US President Barack Obama and his Republican rival, Mitt Romney, on Saturday began preparing for their final debate, with Obama hunkering down at Camp David and Romney staying in Florida.
The third and last of their debates is scheduled for Monday at Lynn University in Boca Raton, Florida.
On Friday, Obama set an aggressive tone accusing Romney of suffering from policy "Romnesia," a barb dismissed by the Republican as pettiness 18 days before the election.
One night earlier, both men had traded light-hearted banter at a charity dinner, but on Friday the verbal attacks turned nasty, with the Democratic incumbent taunting Romney's efforts to tack to the center as polling day looms.
"Mr. Severely Conservative wants you to think he was severely kidding about everything he said over the last year," Obama said at a rally attended by some 9,000 people at a university campus outside Washington.
The Obama camp's previous bid to skewer Romney with insulting tags -- such as pushing the Robin-Hood-in-reverse term "Romney Hood" to tarnish his tax policies -- have done nothing to protect the president's shrinking poll lead.
But, with the pair's last of three head-to-head debates set for Monday, the campaign returned to its tried and tested formula of branding Romney an untrustworthy flip-flopper.
"I mean, he's changing up so much and backtracking and sidestepping, we've got to name this condition that he's going through. I think it's called 'Romnesia.' That's what it's called," Obama told the crowd.
The Republican nominee meanwhile campaigned in the biggest political battleground of all, Florida, where Monday's debate will be held, and he didn't hesitate to strike back at the president's comments.
"They've been reduced to petty attacks and silly word games," Romney told a crowd of more than 8,500 people at Daytona Beach, adding that Obama's re-election bid "has become the incredible shrinking campaign."
"This is a big country, with big opportunities and great challenges, and they keep on talking about smaller and smaller things."
Romney, accompanied by his running mate Paul Ryan, laid into the incumbent for failing to map out his plan for another four years should he win re-election.
"They have no agenda for the future, no agenda for America, no agenda for a second term."
While Romney's camp dismissed Obama's taunt as a gimmick, the image of Romney as a flip-flopper, one that his fellow conservatives have hit him with in the past, might yet gain traction with undecided voters.
One source that definitely does not back the multimillionaire private equity baron is The Salt Lake Tribune, the local paper in the home city of Romney's Mormon faith, albeit a liberal one that endorsed Obama in 2008.
In an editorial, the paper lavished praise on Romney for saving the city's 2002 Winter Olympics, but said his subsequent courting of the right-wing Tea Party movement and refusal to detail his tax plan should rule him out.
"Romney has raised the most frequently asked question of the campaign: 'Who is this guy, really, and what in the world does he truly believe?'" it said.

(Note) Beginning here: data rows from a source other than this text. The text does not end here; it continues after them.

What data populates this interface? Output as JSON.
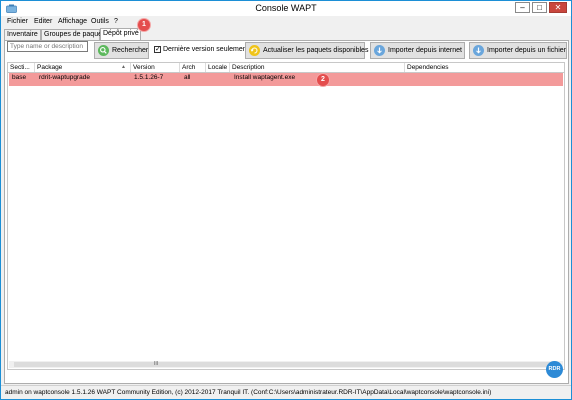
{
  "window": {
    "title": "Console WAPT",
    "controls": {
      "minimize": "–",
      "maximize": "□",
      "close": "✕"
    }
  },
  "menu": [
    "Fichier",
    "Editer",
    "Affichage",
    "Outils",
    "?"
  ],
  "tabs": [
    {
      "label": "Inventaire",
      "active": false
    },
    {
      "label": "Groupes de paquets",
      "active": false
    },
    {
      "label": "Dépôt privé",
      "active": true
    }
  ],
  "toolbar": {
    "search_placeholder": "Type name or description",
    "search_button": "Rechercher",
    "latest_checkbox_label": "Dernière version seulement",
    "latest_checked": true,
    "update_button": "Actualiser les paquets disponibles",
    "import_internet_button": "Importer depuis internet",
    "import_file_button": "Importer depuis un fichier"
  },
  "grid": {
    "columns": [
      "Secti...",
      "Package",
      "Version",
      "Arch",
      "Locale",
      "Description",
      "Dependencies"
    ],
    "rows": [
      {
        "section": "base",
        "package": "rdrit-waptupgrade",
        "version": "1.5.1.26-7",
        "arch": "all",
        "locale": "",
        "description": "Install waptagent.exe",
        "dependencies": ""
      }
    ],
    "sort_indicator": "▲",
    "scroll_grip": "III"
  },
  "annotations": [
    "1",
    "2"
  ],
  "logo_text": "RDR",
  "status": {
    "text": "admin on waptconsole 1.5.1.26 WAPT Community Edition, (c) 2012-2017 Tranquil IT. (Conf:C:\\Users\\administrateur.RDR-IT\\AppData\\Local\\waptconsole\\waptconsole.ini)"
  },
  "colors": {
    "accent": "#1c8fd6",
    "selected_row": "#f39a9a",
    "annotation_badge": "#e44d4d",
    "search_icon": "#5cb85c",
    "refresh_icon": "#f0c419",
    "import_icon": "#6aa6dc"
  },
  "icons": {
    "app": "wapt-app-icon",
    "search": "magnifier-icon",
    "refresh": "refresh-icon",
    "import_internet": "download-arrow-icon",
    "import_file": "download-arrow-icon"
  }
}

"Politicians routinely tailor their words to suit an audience. Romney, though, is shameless, lavishing vastly diverse audiences with words, any words, they would trade their votes to hear."
While Obama was addressing crowds in Virginia, a state he won narrowly in 2008 but where Romney is making up ground, his Vice President Joe Biden flew to Florida, where three of the race's four main figures were stumping for votes.
Obama won both states in 2008, but as a measure of the tightness of this year's contest, the two are now up for grabs, with Florida leaning toward Romney, according to a widely-read poll average by website RealClearPolitics.
There, Romney won an endorsement from the Orlando Sentinel, whose editorial reflected a widely-held disappointment in Obama's handling of the economy.
"We have little confidence that Obama would be more successful managing the economy and the budget in the next four years," wrote the editors, who endorsed Obama in 2008.
On Monday night both men will be in the Sunshine State, in Boca Raton for a televised debate focused on foreign affairs.
Going into the campaign, Obama was seen as strong on foreign policy, thanks to his withdrawal of US troops from Iraq and decision to order a mission that killed Al-Qaeda kingpin Osama Bin Laden.
But Romney's camp has hammered the president on his handling of the Middle East, accusing him of neglecting ally Israel and of underestimating the threat of extremist passions unleashed by the Arab Spring revolts.